▸ DATA FOR REVIEW:
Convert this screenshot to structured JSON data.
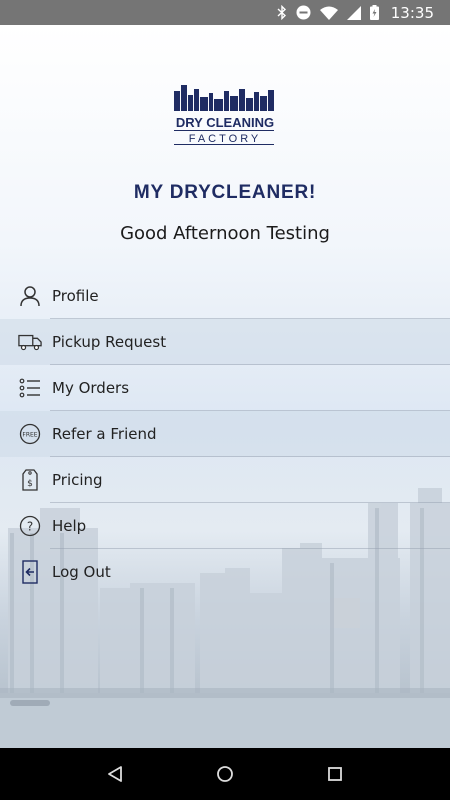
{
  "status_bar": {
    "time": "13:35",
    "icons": [
      "bluetooth-icon",
      "do-not-disturb-icon",
      "wifi-icon",
      "cellular-signal-icon",
      "battery-icon"
    ]
  },
  "app": {
    "logo_text_line1": "DRY CLEANING",
    "logo_text_line2": "FACTORY",
    "title": "MY DRYCLEANER!",
    "greeting": "Good Afternoon Testing"
  },
  "menu": {
    "items": [
      {
        "label": "Profile",
        "icon": "person-icon"
      },
      {
        "label": "Pickup Request",
        "icon": "truck-icon"
      },
      {
        "label": "My Orders",
        "icon": "list-icon"
      },
      {
        "label": "Refer a Friend",
        "icon": "free-badge-icon"
      },
      {
        "label": "Pricing",
        "icon": "price-tag-icon"
      },
      {
        "label": "Help",
        "icon": "help-icon"
      },
      {
        "label": "Log Out",
        "icon": "logout-icon"
      }
    ]
  },
  "nav_bar": {
    "icons": [
      "back-icon",
      "home-icon",
      "recents-icon"
    ]
  },
  "colors": {
    "status_bar": "#757575",
    "brand_navy": "#1f2c63",
    "nav_bar": "#000000"
  }
}
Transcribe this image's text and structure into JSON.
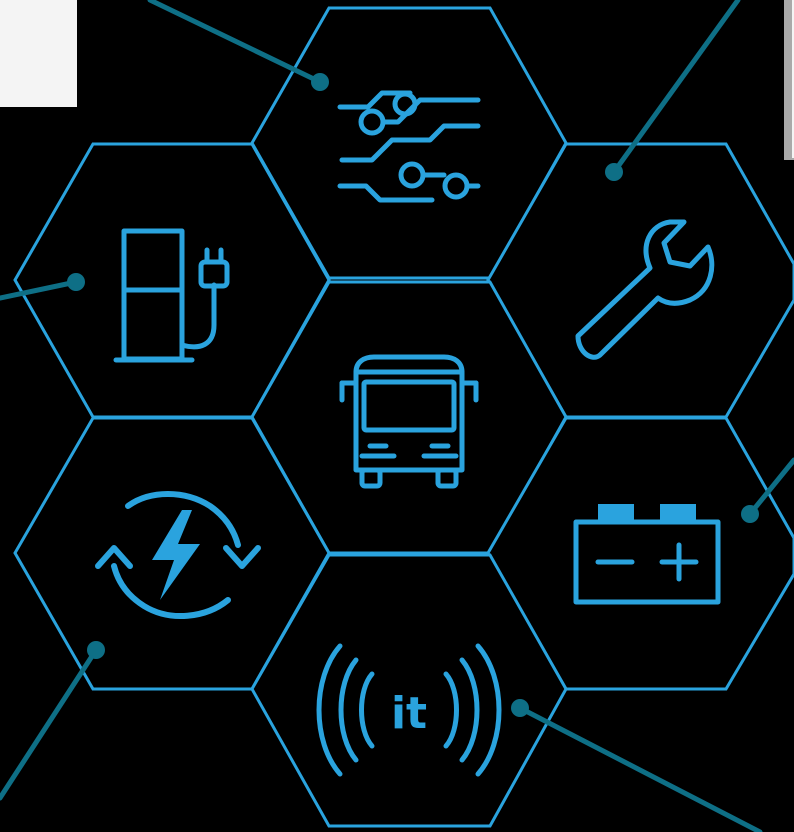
{
  "diagram": {
    "center": {
      "label_icon": "bus-icon"
    },
    "hexagons": [
      {
        "id": "top",
        "icon": "circuit-icon"
      },
      {
        "id": "upper-left",
        "icon": "charging-station-icon"
      },
      {
        "id": "upper-right",
        "icon": "wrench-icon"
      },
      {
        "id": "center",
        "icon": "bus-icon"
      },
      {
        "id": "lower-left",
        "icon": "energy-recycle-icon"
      },
      {
        "id": "lower-right",
        "icon": "battery-icon"
      },
      {
        "id": "bottom",
        "icon": "wireless-it-icon"
      }
    ],
    "it_label": "it",
    "battery_minus": "−",
    "battery_plus": "+",
    "colors": {
      "background": "#000000",
      "outline": "#2aa3de",
      "connector": "#0e6f86"
    }
  }
}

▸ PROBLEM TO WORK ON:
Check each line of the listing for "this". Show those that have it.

▸ RESPONSE:
Convert this screenshot to structured JSON data.
Transcribe this image's text and structure into JSON.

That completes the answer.